[DATA TO PROCESS Boundary: Start]

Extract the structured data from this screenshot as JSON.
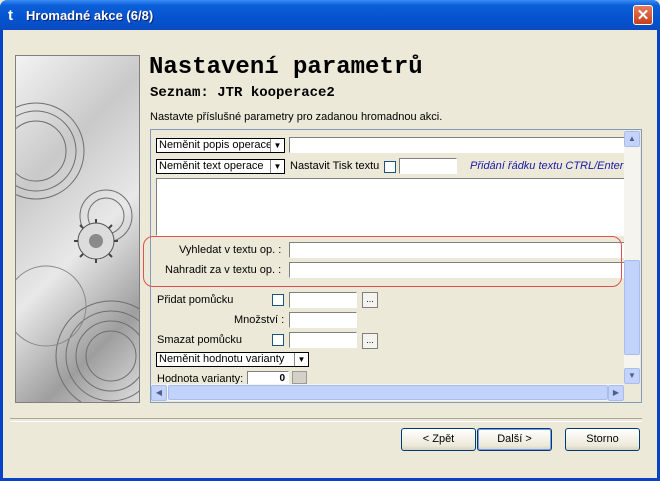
{
  "window": {
    "title": "Hromadné akce (6/8)",
    "app_icon": "t",
    "close_glyph": "✕"
  },
  "header": {
    "title": "Nastavení parametrů",
    "subtitle": "Seznam: JTR kooperace2",
    "instruction": "Nastavte příslušné parametry pro zadanou hromadnou akci."
  },
  "params": {
    "op_desc_combo": "Neměnit popis operace",
    "op_text_combo": "Neměnit text operace",
    "print_text_label": "Nastavit Tisk textu",
    "add_line_hint": "Přidání řádku textu CTRL/Enter",
    "search_label": "Vyhledat v textu op. :",
    "replace_label": "Nahradit za v textu op. :",
    "add_tool_label": "Přidat pomůcku",
    "quantity_label": "Množství :",
    "remove_tool_label": "Smazat pomůcku",
    "variant_combo": "Neměnit hodnotu varianty",
    "variant_value_label": "Hodnota varianty:",
    "variant_value": "0",
    "ellipsis": "..."
  },
  "buttons": {
    "back": "< Zpět",
    "next": "Další >",
    "cancel": "Storno"
  },
  "colors": {
    "titlebar": "#0653d0",
    "hint_text": "#1a1aa6",
    "highlight": "#e05050"
  }
}
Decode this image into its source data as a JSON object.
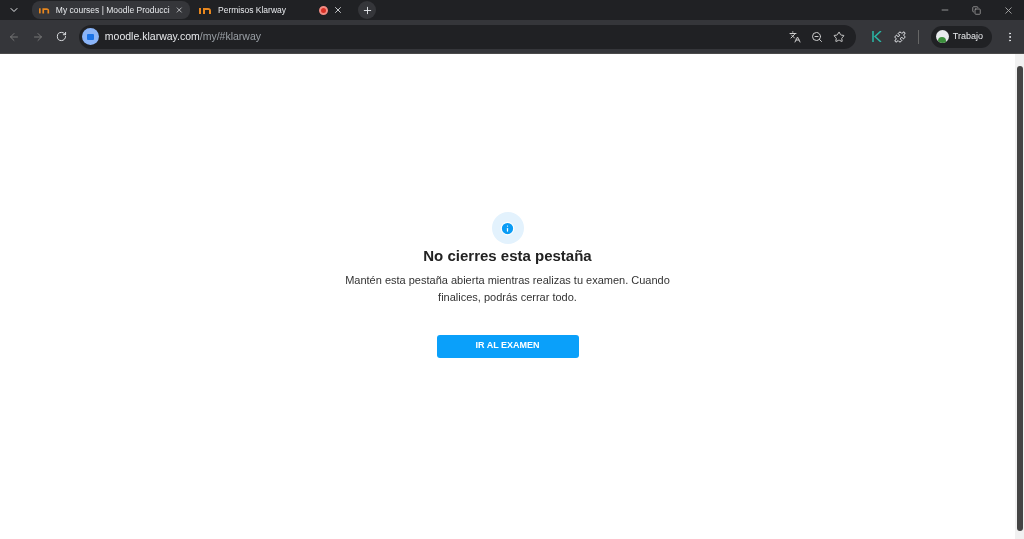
{
  "tabs": [
    {
      "title": "My courses | Moodle Producci",
      "selected": true,
      "recording": false
    },
    {
      "title": "Permisos Klarway",
      "selected": false,
      "recording": true
    }
  ],
  "address": {
    "host": "moodle.klarway.com",
    "path": "/my/#klarway"
  },
  "profile": {
    "label": "Trabajo"
  },
  "page": {
    "heading": "No cierres esta pestaña",
    "message": "Mantén esta pestaña abierta mientras realizas tu examen. Cuando finalices, podrás cerrar todo.",
    "button": "IR AL EXAMEN"
  }
}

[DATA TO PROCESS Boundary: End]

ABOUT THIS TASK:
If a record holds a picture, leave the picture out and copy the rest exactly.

RESULT BELOW:
Extract the structured data from this screenshot as JSON.
{
  "window": {
    "title": "Hromadné akce (6/8)",
    "app_icon": "t",
    "close_glyph": "✕"
  },
  "header": {
    "title": "Nastavení parametrů",
    "subtitle": "Seznam: JTR kooperace2",
    "instruction": "Nastavte příslušné parametry pro zadanou hromadnou akci."
  },
  "params": {
    "op_desc_combo": "Neměnit popis operace",
    "op_text_combo": "Neměnit text operace",
    "print_text_label": "Nastavit Tisk textu",
    "add_line_hint": "Přidání řádku textu CTRL/Enter",
    "search_label": "Vyhledat v textu op. :",
    "replace_label": "Nahradit za v textu op. :",
    "add_tool_label": "Přidat pomůcku",
    "quantity_label": "Množství :",
    "remove_tool_label": "Smazat pomůcku",
    "variant_combo": "Neměnit hodnotu varianty",
    "variant_value_label": "Hodnota varianty:",
    "variant_value": "0",
    "ellipsis": "..."
  },
  "buttons": {
    "back": "< Zpět",
    "next": "Další >",
    "cancel": "Storno"
  },
  "colors": {
    "titlebar": "#0653d0",
    "hint_text": "#1a1aa6",
    "highlight": "#e05050"
  }
}
Decode this image into its source data as a JSON object.
{
  "tabs": [
    {
      "title": "My courses | Moodle Producci",
      "selected": true,
      "recording": false
    },
    {
      "title": "Permisos Klarway",
      "selected": false,
      "recording": true
    }
  ],
  "address": {
    "host": "moodle.klarway.com",
    "path": "/my/#klarway"
  },
  "profile": {
    "label": "Trabajo"
  },
  "page": {
    "heading": "No cierres esta pestaña",
    "message": "Mantén esta pestaña abierta mientras realizas tu examen. Cuando finalices, podrás cerrar todo.",
    "button": "IR AL EXAMEN"
  }
}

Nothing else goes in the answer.